# [Exercise requirements]
A single number is wanted: how many lines of the data below include the string "subtitle"?

# [Records shown]
☆ ☆ ☆ ☆
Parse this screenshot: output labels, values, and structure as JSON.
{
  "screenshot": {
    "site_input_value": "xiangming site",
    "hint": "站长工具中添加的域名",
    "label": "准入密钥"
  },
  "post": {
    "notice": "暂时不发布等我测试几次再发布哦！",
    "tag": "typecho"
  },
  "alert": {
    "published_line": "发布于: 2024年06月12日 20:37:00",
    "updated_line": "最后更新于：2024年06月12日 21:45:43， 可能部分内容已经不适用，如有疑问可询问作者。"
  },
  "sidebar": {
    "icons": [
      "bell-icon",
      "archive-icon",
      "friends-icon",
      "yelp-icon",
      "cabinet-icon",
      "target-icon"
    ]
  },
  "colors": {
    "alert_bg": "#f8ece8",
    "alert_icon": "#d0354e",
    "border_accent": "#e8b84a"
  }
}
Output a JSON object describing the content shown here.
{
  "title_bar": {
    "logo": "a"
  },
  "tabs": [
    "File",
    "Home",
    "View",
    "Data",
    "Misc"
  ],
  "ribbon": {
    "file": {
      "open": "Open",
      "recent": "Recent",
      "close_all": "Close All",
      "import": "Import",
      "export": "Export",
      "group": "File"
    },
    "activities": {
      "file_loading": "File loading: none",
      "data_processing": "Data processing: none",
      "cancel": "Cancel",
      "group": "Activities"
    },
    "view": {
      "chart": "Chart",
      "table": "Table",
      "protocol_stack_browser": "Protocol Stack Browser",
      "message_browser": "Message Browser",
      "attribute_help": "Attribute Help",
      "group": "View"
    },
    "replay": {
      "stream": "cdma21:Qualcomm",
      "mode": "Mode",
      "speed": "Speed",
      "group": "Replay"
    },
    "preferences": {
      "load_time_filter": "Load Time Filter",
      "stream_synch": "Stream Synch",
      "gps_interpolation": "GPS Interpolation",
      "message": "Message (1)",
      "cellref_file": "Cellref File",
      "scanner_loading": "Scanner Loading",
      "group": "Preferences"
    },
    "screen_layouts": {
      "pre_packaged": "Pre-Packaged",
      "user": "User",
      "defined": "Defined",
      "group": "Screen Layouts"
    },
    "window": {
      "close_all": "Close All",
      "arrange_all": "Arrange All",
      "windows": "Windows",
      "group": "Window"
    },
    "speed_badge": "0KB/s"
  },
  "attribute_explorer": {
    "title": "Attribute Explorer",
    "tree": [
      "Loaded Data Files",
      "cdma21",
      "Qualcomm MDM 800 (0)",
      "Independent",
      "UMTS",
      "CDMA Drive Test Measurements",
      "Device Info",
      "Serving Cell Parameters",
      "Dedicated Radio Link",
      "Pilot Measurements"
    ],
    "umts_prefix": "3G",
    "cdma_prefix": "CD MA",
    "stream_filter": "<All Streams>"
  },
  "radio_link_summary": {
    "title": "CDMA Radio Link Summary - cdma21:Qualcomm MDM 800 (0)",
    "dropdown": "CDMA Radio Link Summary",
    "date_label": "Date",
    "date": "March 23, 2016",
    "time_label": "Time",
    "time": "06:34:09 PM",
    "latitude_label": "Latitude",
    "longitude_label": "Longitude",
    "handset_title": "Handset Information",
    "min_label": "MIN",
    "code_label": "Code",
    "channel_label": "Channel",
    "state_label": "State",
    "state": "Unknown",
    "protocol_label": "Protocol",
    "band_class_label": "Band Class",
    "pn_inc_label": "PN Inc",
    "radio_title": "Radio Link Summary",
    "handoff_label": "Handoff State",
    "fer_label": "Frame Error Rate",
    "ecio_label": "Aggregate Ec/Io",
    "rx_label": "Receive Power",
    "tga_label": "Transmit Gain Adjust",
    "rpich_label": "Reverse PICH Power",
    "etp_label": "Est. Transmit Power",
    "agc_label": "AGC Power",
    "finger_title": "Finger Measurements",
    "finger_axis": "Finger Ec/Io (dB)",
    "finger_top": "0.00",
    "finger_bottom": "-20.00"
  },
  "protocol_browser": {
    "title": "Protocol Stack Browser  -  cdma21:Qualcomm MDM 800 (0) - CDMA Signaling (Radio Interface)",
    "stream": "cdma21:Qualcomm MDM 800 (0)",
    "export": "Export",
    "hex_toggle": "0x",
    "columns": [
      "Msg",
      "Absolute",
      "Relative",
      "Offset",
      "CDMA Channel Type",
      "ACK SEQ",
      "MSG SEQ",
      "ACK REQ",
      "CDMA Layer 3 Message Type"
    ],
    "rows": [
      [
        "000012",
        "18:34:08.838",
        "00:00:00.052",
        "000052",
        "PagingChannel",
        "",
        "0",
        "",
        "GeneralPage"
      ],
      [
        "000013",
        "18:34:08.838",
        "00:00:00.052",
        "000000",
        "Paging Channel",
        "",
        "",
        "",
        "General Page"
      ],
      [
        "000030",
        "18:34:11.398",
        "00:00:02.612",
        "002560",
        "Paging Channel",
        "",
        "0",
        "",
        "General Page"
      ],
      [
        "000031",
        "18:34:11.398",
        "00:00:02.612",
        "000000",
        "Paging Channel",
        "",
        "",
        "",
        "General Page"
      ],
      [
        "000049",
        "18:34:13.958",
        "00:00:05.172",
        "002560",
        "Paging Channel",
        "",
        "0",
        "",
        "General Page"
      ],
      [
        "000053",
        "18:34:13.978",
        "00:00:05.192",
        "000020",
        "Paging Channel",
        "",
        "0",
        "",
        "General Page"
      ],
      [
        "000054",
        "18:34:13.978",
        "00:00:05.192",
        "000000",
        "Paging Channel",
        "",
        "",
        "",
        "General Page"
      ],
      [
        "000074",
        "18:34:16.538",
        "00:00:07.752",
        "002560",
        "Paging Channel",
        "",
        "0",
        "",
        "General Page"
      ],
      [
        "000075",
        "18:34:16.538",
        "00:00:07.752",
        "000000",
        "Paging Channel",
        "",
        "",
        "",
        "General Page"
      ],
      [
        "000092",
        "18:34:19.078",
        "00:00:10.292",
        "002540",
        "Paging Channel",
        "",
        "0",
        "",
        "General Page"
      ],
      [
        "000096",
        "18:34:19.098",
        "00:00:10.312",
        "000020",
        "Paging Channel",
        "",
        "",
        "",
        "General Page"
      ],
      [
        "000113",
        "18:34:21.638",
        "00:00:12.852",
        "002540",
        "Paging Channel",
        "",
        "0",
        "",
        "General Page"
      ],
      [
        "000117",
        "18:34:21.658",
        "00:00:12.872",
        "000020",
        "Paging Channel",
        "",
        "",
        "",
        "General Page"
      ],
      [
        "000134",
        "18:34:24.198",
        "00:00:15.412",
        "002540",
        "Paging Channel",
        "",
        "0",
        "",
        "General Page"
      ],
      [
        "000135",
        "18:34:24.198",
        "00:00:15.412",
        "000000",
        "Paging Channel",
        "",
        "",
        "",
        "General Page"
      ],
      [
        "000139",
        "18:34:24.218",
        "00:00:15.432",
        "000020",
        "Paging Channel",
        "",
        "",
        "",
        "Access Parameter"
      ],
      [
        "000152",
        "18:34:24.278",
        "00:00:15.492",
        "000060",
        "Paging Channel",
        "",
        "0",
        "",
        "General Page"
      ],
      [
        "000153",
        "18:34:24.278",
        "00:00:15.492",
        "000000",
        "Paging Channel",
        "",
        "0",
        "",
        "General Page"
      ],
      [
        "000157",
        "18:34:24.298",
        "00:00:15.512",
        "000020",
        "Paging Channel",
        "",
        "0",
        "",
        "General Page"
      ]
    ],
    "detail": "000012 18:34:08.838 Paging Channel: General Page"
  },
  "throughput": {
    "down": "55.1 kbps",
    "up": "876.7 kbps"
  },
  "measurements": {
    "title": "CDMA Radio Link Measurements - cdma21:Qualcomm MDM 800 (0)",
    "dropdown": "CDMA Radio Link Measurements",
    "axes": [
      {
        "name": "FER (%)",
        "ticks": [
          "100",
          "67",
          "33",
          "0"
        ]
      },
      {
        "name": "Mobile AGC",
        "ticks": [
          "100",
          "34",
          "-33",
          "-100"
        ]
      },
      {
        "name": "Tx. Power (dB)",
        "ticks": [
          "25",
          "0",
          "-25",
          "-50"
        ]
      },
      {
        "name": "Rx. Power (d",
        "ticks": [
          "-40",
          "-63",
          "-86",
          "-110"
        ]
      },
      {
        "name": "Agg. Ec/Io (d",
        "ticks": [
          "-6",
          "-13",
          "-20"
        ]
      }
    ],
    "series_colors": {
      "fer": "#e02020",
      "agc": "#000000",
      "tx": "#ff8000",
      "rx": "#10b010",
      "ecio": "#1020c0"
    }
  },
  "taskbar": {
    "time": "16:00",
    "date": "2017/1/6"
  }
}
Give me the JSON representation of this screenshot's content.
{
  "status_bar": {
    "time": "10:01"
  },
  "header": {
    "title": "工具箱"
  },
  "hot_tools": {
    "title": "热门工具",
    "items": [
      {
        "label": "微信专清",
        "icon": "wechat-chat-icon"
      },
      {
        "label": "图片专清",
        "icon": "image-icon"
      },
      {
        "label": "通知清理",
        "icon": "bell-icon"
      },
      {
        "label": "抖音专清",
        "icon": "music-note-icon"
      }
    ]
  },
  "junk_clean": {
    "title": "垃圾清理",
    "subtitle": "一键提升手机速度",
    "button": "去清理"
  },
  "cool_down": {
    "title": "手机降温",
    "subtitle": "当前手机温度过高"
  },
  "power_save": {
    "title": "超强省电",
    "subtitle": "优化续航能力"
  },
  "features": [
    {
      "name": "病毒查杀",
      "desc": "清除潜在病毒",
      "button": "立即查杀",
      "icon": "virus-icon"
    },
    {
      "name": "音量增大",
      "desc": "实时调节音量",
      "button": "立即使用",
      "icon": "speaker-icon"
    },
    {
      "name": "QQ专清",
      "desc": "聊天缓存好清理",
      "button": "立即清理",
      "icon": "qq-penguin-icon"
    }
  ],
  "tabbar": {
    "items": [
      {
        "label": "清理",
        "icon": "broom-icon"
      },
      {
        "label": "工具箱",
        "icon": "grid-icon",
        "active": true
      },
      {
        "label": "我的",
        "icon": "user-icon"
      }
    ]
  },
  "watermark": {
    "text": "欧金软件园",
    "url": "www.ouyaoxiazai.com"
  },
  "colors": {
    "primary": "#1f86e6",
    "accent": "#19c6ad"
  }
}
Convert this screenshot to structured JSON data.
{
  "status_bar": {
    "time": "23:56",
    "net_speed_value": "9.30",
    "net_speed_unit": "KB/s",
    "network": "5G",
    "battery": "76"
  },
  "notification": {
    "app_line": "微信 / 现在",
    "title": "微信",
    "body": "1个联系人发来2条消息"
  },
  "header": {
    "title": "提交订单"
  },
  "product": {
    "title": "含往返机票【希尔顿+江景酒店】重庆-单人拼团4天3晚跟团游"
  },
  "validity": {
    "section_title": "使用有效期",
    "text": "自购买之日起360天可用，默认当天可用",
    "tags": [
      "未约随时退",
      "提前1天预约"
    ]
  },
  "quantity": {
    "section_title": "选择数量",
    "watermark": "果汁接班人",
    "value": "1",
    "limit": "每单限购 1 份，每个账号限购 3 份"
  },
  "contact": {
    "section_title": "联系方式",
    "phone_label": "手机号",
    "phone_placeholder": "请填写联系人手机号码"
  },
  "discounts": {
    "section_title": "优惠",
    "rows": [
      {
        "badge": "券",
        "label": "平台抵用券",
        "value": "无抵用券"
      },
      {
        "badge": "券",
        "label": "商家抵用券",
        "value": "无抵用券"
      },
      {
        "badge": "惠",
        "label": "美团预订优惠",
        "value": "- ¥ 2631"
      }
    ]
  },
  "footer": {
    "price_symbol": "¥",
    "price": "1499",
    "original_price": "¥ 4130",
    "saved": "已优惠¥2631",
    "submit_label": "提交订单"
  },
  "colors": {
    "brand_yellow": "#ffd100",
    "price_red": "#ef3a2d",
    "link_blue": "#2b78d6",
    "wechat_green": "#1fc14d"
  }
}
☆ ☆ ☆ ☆
# [Task response]
3